With no midweek fixture, Arsenal’s players could be forgiven for indulging in some spectating as the last 16 of the Champions League drew its conclusion. Certainly, all eyes will be on Friday’s draw in Nyon.
Whilst Arsene Wenger will have kept his men focused on West Ham’s visit at the weekend as Arsenal continue their push for a first league title in six years, minds have inevitably wandered to Europe’s big prize and who Arsenal will face in the next round. Theo Walcott voiced his desire to face Manchester United for a chance to exorcise the demons of last season’s semi-final exit: “We were very disappointed in the games we played… We want to do something for the fans.” A semi-final exit was always going to be a cruel blow to the team, but particularly the manner of the defeat struck a body blow to not only the players, but the manager’s whole ethos. Wenger sought to introduce and refine the art of counter-attacking football upon his arrival in England, handing out lessons to rival teams on an almost weekly basis. However, last April United made his players the students.
In footballing circles defeat at the semi-final stage is often thought to be tougher than falling at the final hurdle in the sense that the team is deprived of the opportunity to display their talents on the biggest stage. Defeat in the final often signals that the side gave their all but ultimately came up short, but the drama of the two-legged ties and the trickery provided by the away goals rule leave the losers confounded by thoughts of ‘what if?’ Certainly last season’s semi-final exit at the hands of United was harder to accept than the defeat to Barcelona in the 2006 final. On that occasion Jens Lehmann’s early sending off meant that the outcome was a formality, even though Arsenal had taken the lead.
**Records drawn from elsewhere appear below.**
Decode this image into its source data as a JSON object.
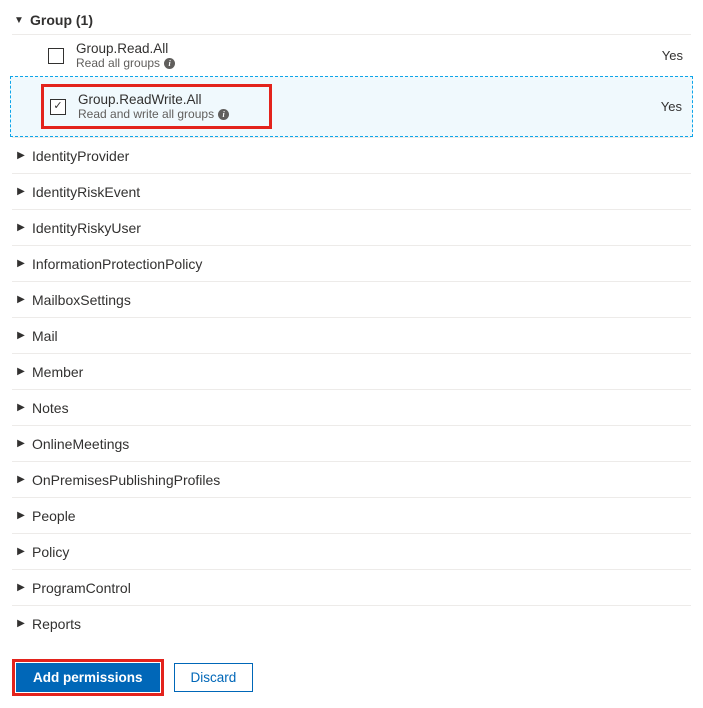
{
  "group": {
    "title": "Group (1)",
    "permissions": [
      {
        "name": "Group.Read.All",
        "desc": "Read all groups",
        "checked": false,
        "admin": "Yes",
        "highlighted": false
      },
      {
        "name": "Group.ReadWrite.All",
        "desc": "Read and write all groups",
        "checked": true,
        "admin": "Yes",
        "highlighted": true
      }
    ]
  },
  "categories": [
    "IdentityProvider",
    "IdentityRiskEvent",
    "IdentityRiskyUser",
    "InformationProtectionPolicy",
    "MailboxSettings",
    "Mail",
    "Member",
    "Notes",
    "OnlineMeetings",
    "OnPremisesPublishingProfiles",
    "People",
    "Policy",
    "ProgramControl",
    "Reports"
  ],
  "buttons": {
    "add": "Add permissions",
    "discard": "Discard"
  },
  "glyphs": {
    "down": "▼",
    "right": "▶",
    "check": "✓",
    "info": "i"
  }
}
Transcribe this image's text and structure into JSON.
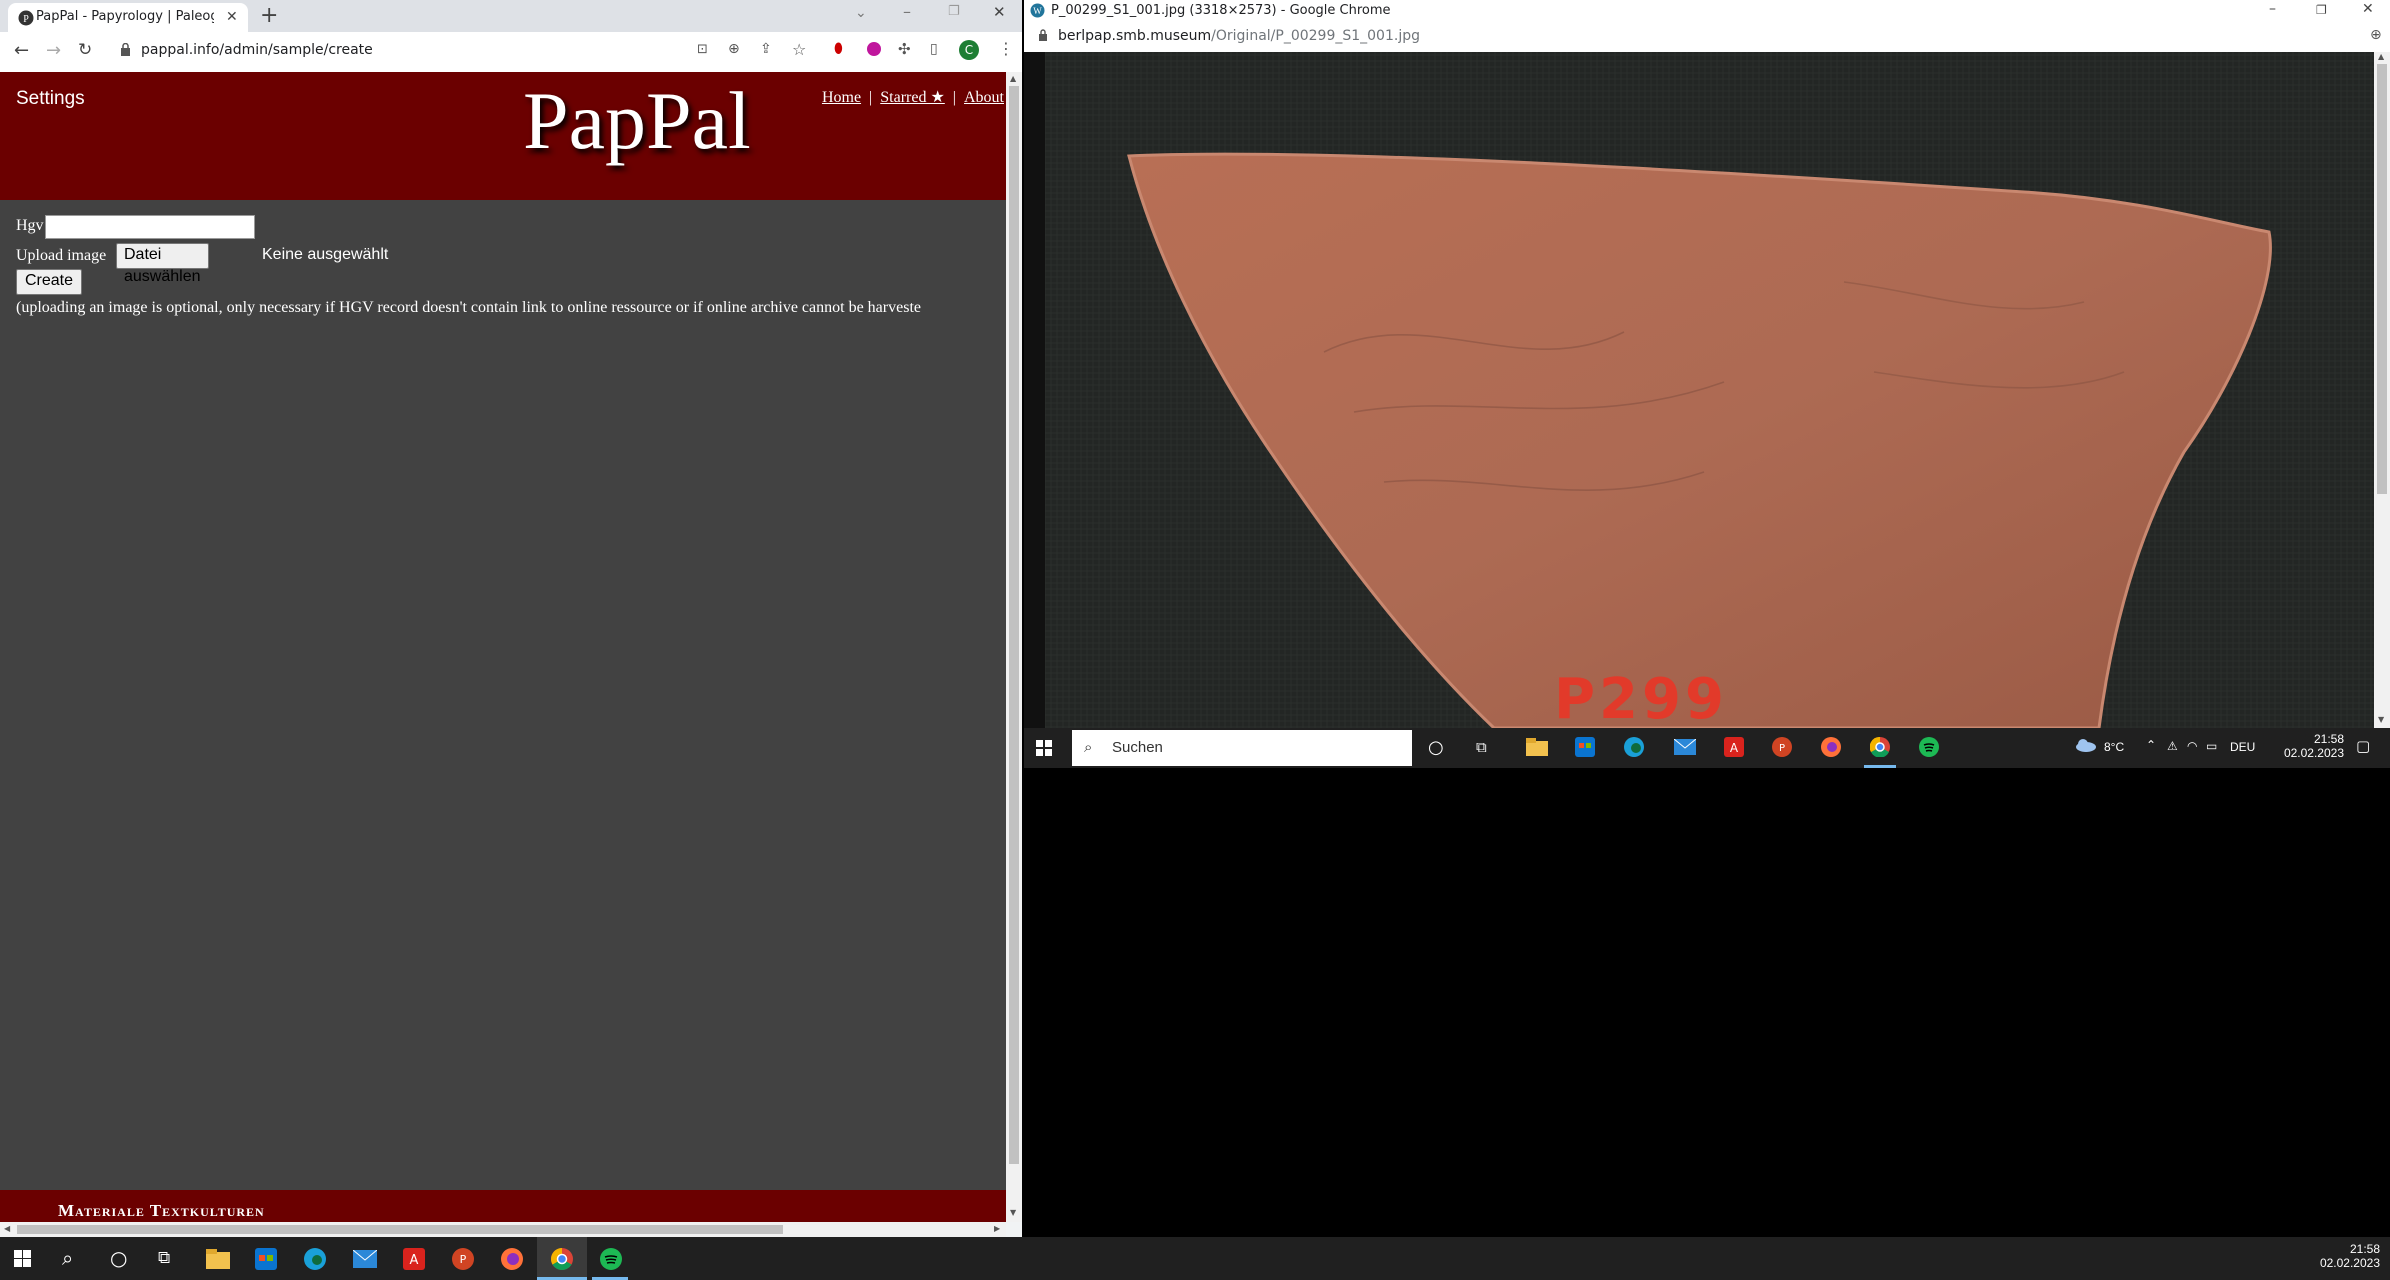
{
  "left_browser": {
    "tab_title": "PapPal - Papyrology | Paleograph",
    "url": "pappal.info/admin/sample/create",
    "profile_initial": "C"
  },
  "site": {
    "settings_label": "Settings",
    "logo": "PapPal",
    "nav": [
      "Home",
      "Starred ★",
      "About"
    ],
    "form": {
      "hgv_label": "Hgv",
      "hgv_value": "",
      "upload_label": "Upload image",
      "file_button": "Datei auswählen",
      "file_status": "Keine ausgewählt",
      "create_button": "Create",
      "note": "(uploading an image is optional, only necessary if HGV record doesn't contain link to online ressource or if online archive cannot be harveste"
    },
    "footer_text": "Materiale Textkulturen"
  },
  "right_browser": {
    "window_title": "P_00299_S1_001.jpg (3318×2573) - Google Chrome",
    "url_host": "berlpap.smb.museum",
    "url_path": "/Original/P_00299_S1_001.jpg",
    "image_mark": "P299"
  },
  "right_taskbar": {
    "search_placeholder": "Suchen",
    "weather": "8°C",
    "language": "DEU",
    "time": "21:58",
    "date": "02.02.2023"
  },
  "taskbar": {
    "time": "21:58",
    "date": "02.02.2023"
  }
}
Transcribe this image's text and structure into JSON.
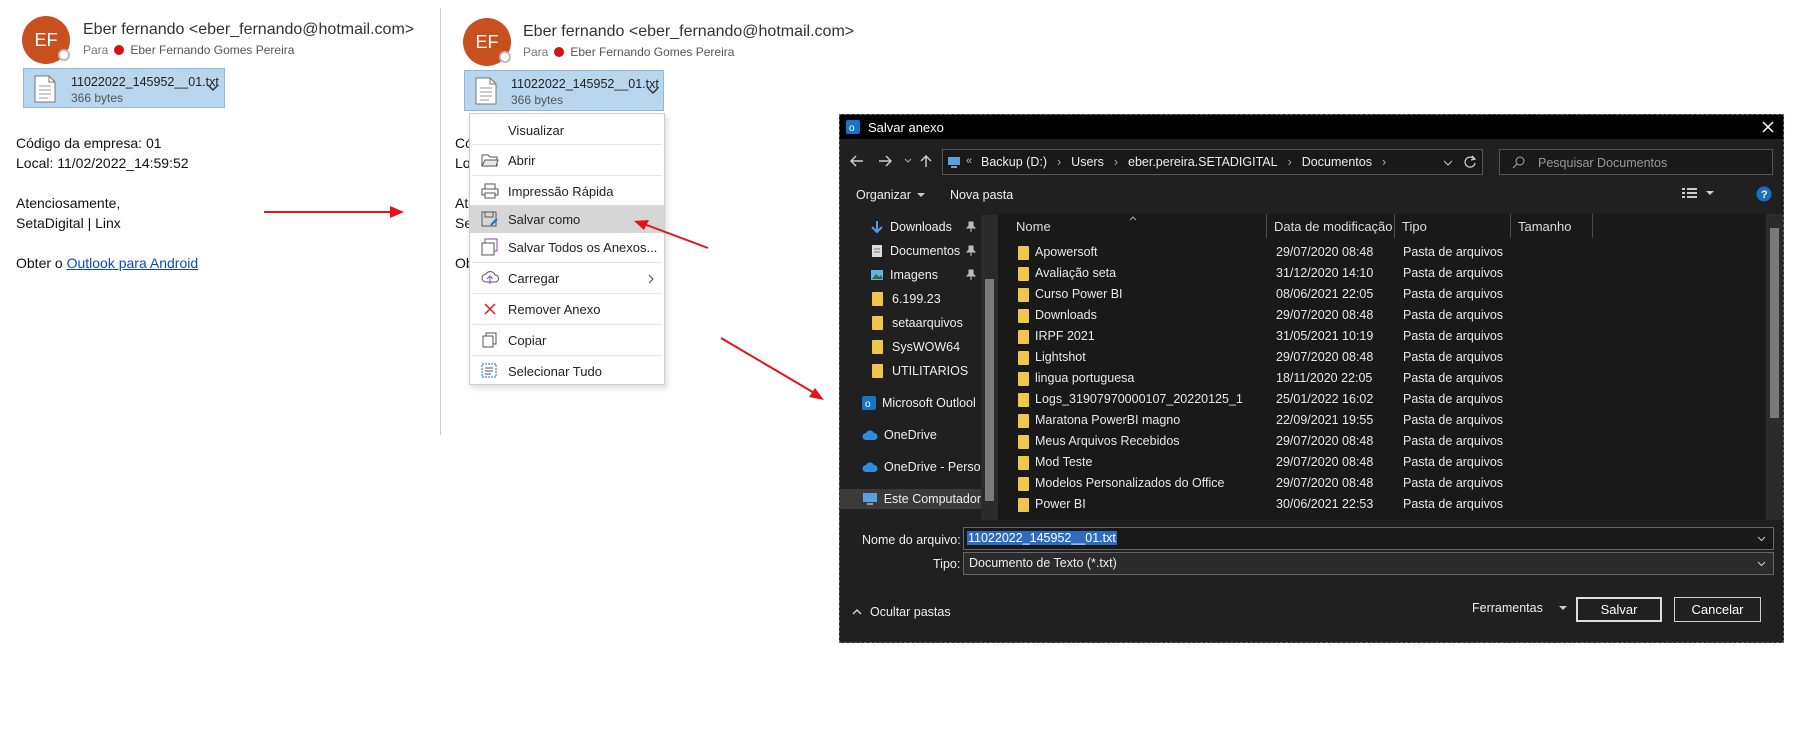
{
  "email": {
    "avatar_initials": "EF",
    "sender": "Eber fernando <eber_fernando@hotmail.com>",
    "to_label": "Para",
    "recipient": "Eber Fernando Gomes Pereira",
    "attachment": {
      "name": "11022022_145952__01.txt",
      "size": "366 bytes"
    },
    "body": {
      "line1": "Código da empresa: 01",
      "line2": "Local: 11/02/2022_14:59:52",
      "line3": "Atenciosamente,",
      "line4": "SetaDigital | Linx",
      "footer_prefix": "Obter o",
      "footer_link": "Outlook para Android"
    },
    "body_partial": {
      "p1": "Có",
      "p2": "Lo",
      "p3": "At",
      "p4": "Se",
      "p5": "Ob"
    }
  },
  "context_menu": {
    "items": [
      {
        "label": "Visualizar",
        "icon": "none"
      },
      {
        "label": "Abrir",
        "icon": "folder-open-icon"
      },
      {
        "label": "Impressão Rápida",
        "icon": "printer-icon"
      },
      {
        "label": "Salvar como",
        "icon": "save-as-icon"
      },
      {
        "label": "Salvar Todos os Anexos...",
        "icon": "save-all-icon"
      },
      {
        "label": "Carregar",
        "icon": "upload-icon"
      },
      {
        "label": "Remover Anexo",
        "icon": "remove-icon"
      },
      {
        "label": "Copiar",
        "icon": "copy-icon"
      },
      {
        "label": "Selecionar Tudo",
        "icon": "select-all-icon"
      }
    ]
  },
  "dialog": {
    "title": "Salvar anexo",
    "breadcrumb": [
      "Backup (D:)",
      "Users",
      "eber.pereira.SETADIGITAL",
      "Documentos"
    ],
    "search_placeholder": "Pesquisar Documentos",
    "toolbar": {
      "organize": "Organizar",
      "new_folder": "Nova pasta"
    },
    "nav": [
      {
        "label": "Downloads",
        "pinned": true
      },
      {
        "label": "Documentos",
        "pinned": true
      },
      {
        "label": "Imagens",
        "pinned": true
      },
      {
        "label": "6.199.23"
      },
      {
        "label": "setaarquivos"
      },
      {
        "label": "SysWOW64"
      },
      {
        "label": "UTILITARIOS"
      },
      {
        "label": "Microsoft Outlool"
      },
      {
        "label": "OneDrive"
      },
      {
        "label": "OneDrive - Persor"
      },
      {
        "label": "Este Computador"
      }
    ],
    "columns": [
      "Nome",
      "Data de modificação",
      "Tipo",
      "Tamanho"
    ],
    "files": [
      {
        "name": "Apowersoft",
        "date": "29/07/2020 08:48",
        "type": "Pasta de arquivos"
      },
      {
        "name": "Avaliação seta",
        "date": "31/12/2020 14:10",
        "type": "Pasta de arquivos"
      },
      {
        "name": "Curso Power BI",
        "date": "08/06/2021 22:05",
        "type": "Pasta de arquivos"
      },
      {
        "name": "Downloads",
        "date": "29/07/2020 08:48",
        "type": "Pasta de arquivos"
      },
      {
        "name": "IRPF 2021",
        "date": "31/05/2021 10:19",
        "type": "Pasta de arquivos"
      },
      {
        "name": "Lightshot",
        "date": "29/07/2020 08:48",
        "type": "Pasta de arquivos"
      },
      {
        "name": "lingua portuguesa",
        "date": "18/11/2020 22:05",
        "type": "Pasta de arquivos"
      },
      {
        "name": "Logs_31907970000107_20220125_1",
        "date": "25/01/2022 16:02",
        "type": "Pasta de arquivos"
      },
      {
        "name": "Maratona PowerBI magno",
        "date": "22/09/2021 19:55",
        "type": "Pasta de arquivos"
      },
      {
        "name": "Meus Arquivos Recebidos",
        "date": "29/07/2020 08:48",
        "type": "Pasta de arquivos"
      },
      {
        "name": "Mod Teste",
        "date": "29/07/2020 08:48",
        "type": "Pasta de arquivos"
      },
      {
        "name": "Modelos Personalizados do Office",
        "date": "29/07/2020 08:48",
        "type": "Pasta de arquivos"
      },
      {
        "name": "Power BI",
        "date": "30/06/2021 22:53",
        "type": "Pasta de arquivos"
      }
    ],
    "filename_label": "Nome do arquivo:",
    "filename_value": "11022022_145952__01.txt",
    "type_label": "Tipo:",
    "type_value": "Documento de Texto (*.txt)",
    "hide_folders": "Ocultar pastas",
    "tools": "Ferramentas",
    "save": "Salvar",
    "cancel": "Cancelar"
  },
  "colors": {
    "arrow": "#e0141a",
    "attachment_bg": "#b8d6ee",
    "dialog_bg": "#202020",
    "avatar": "#c8501e"
  }
}
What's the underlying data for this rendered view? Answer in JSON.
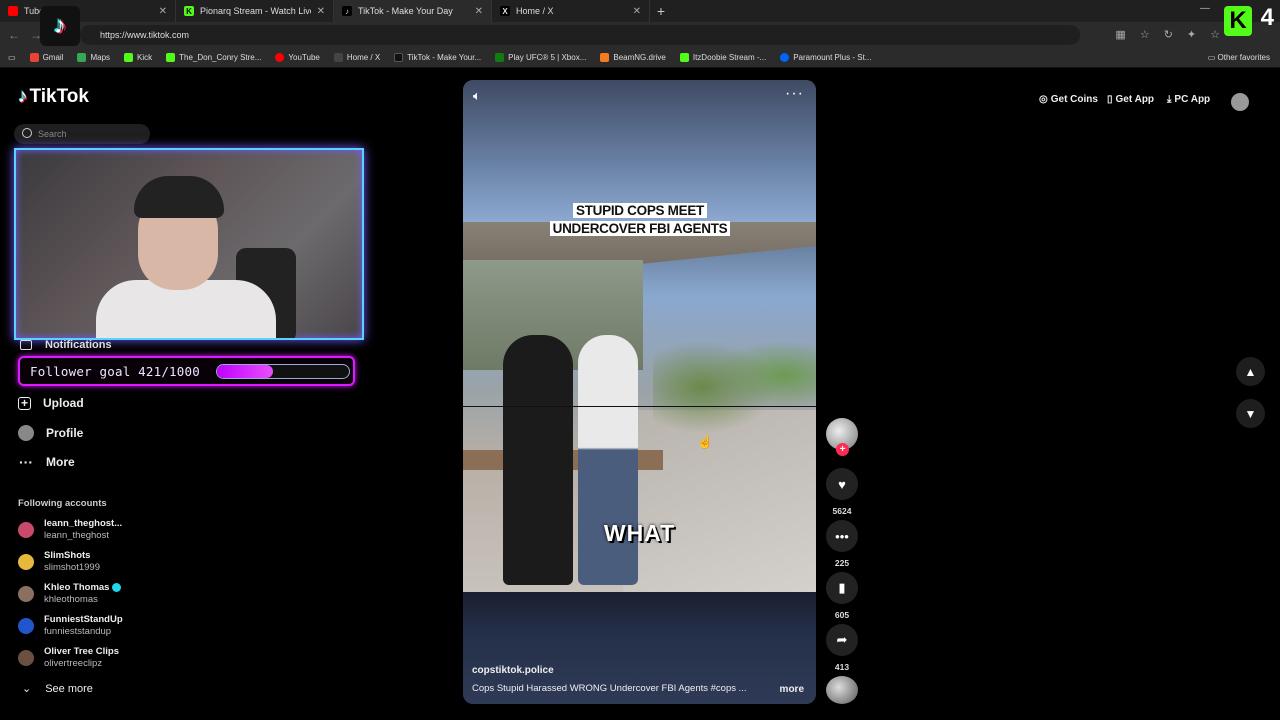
{
  "browser": {
    "tabs": [
      {
        "label": "Tube",
        "active": false
      },
      {
        "label": "Pionarq Stream - Watch Live",
        "active": false
      },
      {
        "label": "TikTok - Make Your Day",
        "active": true
      },
      {
        "label": "Home / X",
        "active": false
      }
    ],
    "url": "https://www.tiktok.com",
    "bookmarks": [
      "Gmail",
      "Maps",
      "Kick",
      "The_Don_Conry Stre...",
      "YouTube",
      "Home / X",
      "TikTok - Make Your...",
      "Play UFC® 5 | Xbox...",
      "BeamNG.drive",
      "ItzDoobie Stream -...",
      "Paramount Plus - St..."
    ],
    "other_favorites": "Other favorites"
  },
  "overlay": {
    "kick_number": "4",
    "follower_goal_text": "Follower goal 421/1000",
    "follower_goal_current": 421,
    "follower_goal_target": 1000
  },
  "tiktok": {
    "logo": "TikTok",
    "search_placeholder": "Search",
    "nav": {
      "notifications": "Notifications",
      "upload": "Upload",
      "profile": "Profile",
      "more": "More"
    },
    "following_title": "Following accounts",
    "accounts": [
      {
        "name": "leann_theghost...",
        "handle": "leann_theghost",
        "verified": false,
        "color": "#c94a6a"
      },
      {
        "name": "SlimShots",
        "handle": "slimshot1999",
        "verified": false,
        "color": "#e6b93c"
      },
      {
        "name": "Khleo Thomas",
        "handle": "khleothomas",
        "verified": true,
        "color": "#8a7060"
      },
      {
        "name": "FunniestStandUp",
        "handle": "funnieststandup",
        "verified": false,
        "color": "#2255cc"
      },
      {
        "name": "Oliver Tree Clips",
        "handle": "olivertreeclipz",
        "verified": false,
        "color": "#6a5040"
      }
    ],
    "see_more": "See more",
    "top_right": {
      "get_coins": "Get Coins",
      "get_app": "Get App",
      "pc_app": "PC App"
    },
    "video": {
      "title_line1": "STUPID COPS MEET",
      "title_line2": "UNDERCOVER FBI AGENTS",
      "caption_word": "WHAT",
      "author": "copstiktok.police",
      "description": "Cops Stupid Harassed WRONG Undercover FBI Agents #cops ...",
      "more_label": "more"
    },
    "actions": {
      "likes": "5624",
      "comments": "225",
      "saves": "605",
      "shares": "413"
    }
  }
}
Egotistically the manager’s ideal draw would see his side face United in the semis and Bar